A remarkable dental implant success story is reported in the 1/2012 issue of Nobel Biocare News. Dr. Branemark's second patient, a Mr. Johansson, has maintained 11 dental implants and their associated restorations since 1967. 44 years of complete success- he has had oral implants longer than anyone else on earth! Dr. Branemark's first patient, Mr. Larsson, passed away in 2006; his implants were in place and fully functional since 1965.
These gentlemen were treated with complex restorations that replaced all their teeth. That is still the most notable use of dental implants, but far more common today is single tooth replacement. We might lose a tooth due to deep recurrent cavities, fractures, trauma, and other reasons. I myself had two missing teeth (upper second premolars) simply because they didn't form when I was a lad. The universe doesn't seem to give a warranty on defects like this, so I rode out my primary teeth as long as possible. Once they were getting weak, I had Dr. Thomas Kohler extract them, raise my sinuses with bone grafts, and place two dental implants. Then, my partner in practice, Dr. Barry Sukoneck, restored them with artificial crowns that feel so natural that I never think about the differences between them and my own teeth.
But what are dental implants made of, and what are the components that go into them?
Here, from the remarkable DDSGP app for the iPad, http://ddsgp.com/DDSGP/Home.html, is a concise pic of the components of a dental implant restoration, with images that reflect Nobel Biocare products:
The fixture is the part that is surgically placed in the jaw. Fixtures are made of titanium. There are many reasons for this, but primarily it's a classic example of a Goldilocks Problem. You know- not too hot, not too cold. When titanium is forged into a root-form dental implant, as soon as it cools after casting it forms a thin oxide layer on the surface, where it's exposed to air. It turns out that titanium oxide is just reactive enough that bone cells love it, and grow right up against it, happily forming a union with no inflamed fibrous tissue in between. Gold and other noble metals don't oxidize enough, or at all, so they would just sit there, too inert to attract bone cells in this way. Other metals oxidize too much. All I have to do is say "iron rusts" and you get the idea.

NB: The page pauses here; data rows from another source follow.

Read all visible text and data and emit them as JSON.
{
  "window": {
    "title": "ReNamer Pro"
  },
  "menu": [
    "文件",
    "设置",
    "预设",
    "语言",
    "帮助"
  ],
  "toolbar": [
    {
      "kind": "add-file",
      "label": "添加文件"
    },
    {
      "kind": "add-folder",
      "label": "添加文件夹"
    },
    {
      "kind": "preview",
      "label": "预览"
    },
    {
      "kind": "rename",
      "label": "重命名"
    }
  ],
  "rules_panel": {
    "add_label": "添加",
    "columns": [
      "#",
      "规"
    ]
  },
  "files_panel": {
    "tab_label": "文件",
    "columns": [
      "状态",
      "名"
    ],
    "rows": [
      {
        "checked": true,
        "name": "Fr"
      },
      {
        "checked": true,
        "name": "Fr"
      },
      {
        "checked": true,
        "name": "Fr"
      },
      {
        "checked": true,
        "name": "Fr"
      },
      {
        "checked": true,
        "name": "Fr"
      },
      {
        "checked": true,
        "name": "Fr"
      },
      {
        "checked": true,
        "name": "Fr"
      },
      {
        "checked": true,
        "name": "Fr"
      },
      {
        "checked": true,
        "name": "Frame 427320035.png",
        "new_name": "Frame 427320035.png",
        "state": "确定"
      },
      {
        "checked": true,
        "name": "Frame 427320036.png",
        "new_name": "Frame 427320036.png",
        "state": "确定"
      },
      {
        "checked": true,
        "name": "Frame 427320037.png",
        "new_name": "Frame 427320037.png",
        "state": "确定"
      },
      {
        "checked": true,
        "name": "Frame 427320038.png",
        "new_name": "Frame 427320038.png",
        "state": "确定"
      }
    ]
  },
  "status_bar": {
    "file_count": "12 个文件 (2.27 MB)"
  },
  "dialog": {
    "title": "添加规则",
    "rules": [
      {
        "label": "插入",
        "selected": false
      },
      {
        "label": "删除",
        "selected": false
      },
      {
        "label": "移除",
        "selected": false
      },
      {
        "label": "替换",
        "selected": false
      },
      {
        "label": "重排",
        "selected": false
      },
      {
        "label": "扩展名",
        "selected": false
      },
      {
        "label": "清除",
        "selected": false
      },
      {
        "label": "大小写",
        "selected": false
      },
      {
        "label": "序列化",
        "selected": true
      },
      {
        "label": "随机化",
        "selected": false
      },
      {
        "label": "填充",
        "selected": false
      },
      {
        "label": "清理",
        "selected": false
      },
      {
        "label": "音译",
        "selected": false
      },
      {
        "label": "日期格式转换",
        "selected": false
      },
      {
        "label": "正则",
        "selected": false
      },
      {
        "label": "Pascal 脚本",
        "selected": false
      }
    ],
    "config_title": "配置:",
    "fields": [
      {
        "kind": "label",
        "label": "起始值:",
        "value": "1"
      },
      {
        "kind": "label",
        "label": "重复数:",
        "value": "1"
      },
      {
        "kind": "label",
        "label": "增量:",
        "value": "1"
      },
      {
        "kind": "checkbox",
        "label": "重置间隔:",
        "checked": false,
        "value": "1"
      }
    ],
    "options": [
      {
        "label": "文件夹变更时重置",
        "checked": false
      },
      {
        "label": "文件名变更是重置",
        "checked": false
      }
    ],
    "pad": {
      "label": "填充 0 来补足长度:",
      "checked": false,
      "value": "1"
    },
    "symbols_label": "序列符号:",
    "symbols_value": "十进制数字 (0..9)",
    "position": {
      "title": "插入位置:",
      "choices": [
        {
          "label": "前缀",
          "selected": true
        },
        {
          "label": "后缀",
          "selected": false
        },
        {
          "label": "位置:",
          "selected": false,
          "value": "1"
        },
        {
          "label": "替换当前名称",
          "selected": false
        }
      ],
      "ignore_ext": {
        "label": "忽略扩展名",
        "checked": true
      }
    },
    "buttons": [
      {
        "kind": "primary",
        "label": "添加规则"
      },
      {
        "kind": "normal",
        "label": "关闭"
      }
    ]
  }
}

It is worth noting that teeth have ligaments between them and the surrounding jawbone. No matter how tight they are, natural teeth always move just a little. Dental implant fixtures have a rigid attachment to the bone and do not move or wiggle at all. (I can't detect the difference by feel in my own mouth however; I can only see this when I press on a patient's teeth, with good illumination.)
There are probably dozens of ways to attach a functional and esthetic tooth to an implant fixture. For reasons of stability and retrievability, this usually involves an abutment that is held in place with a set screw. Abutments are usually titanium as well, but they can be white zirconia. Sometimes they are separate from the overlying crown, or artificial tooth, which is usually made with porcelain. (Crowns can be porcelain alone, porcelain and metal, or porcelain and zirconia. Or all zirconia. Are you getting the idea that there are some complicated choices to be made in implant dentistry? You're right!)
The crowns can be cemented over the bolted-in abutment. If that set screw ever loosens, though, it's difficult to reach it again to tighten or replace it. Possible, but difficult. So, the crowns can be screwed in. This way increases cost though, and the set screws for the crowns are very small and more prone to loosening than the larger abutment set screws.
We have thus come to prefer an arrangement, where possible, where the crown is pre-fused onto the abutment by the lab, and it has a screw access channel that we fill with composite resin material when we place the implant restoration. This way, it's easy to regain access to the screw if it ever loosens, but the whole component stack is kept simple and no metal has to show.
Here's how they come out when everything is put together:
Not only do we regain a lost tooth- as I indicated, the bone around that titanium has a reason to be there, and it tends to stay as long as the patient has good oral hygiene and the restoration is designed well. Without an implant, it melts away significantly, even if a bridge or partial denture is used to replace a tooth. Crowns based on dental implants can be made to look spectacular. Nowadays we use biological principles to strive to make the gums look natural as well. I don't want to say that dental implants are better than natural teeth, but they can't get cavities and are normally both beautiful and strong.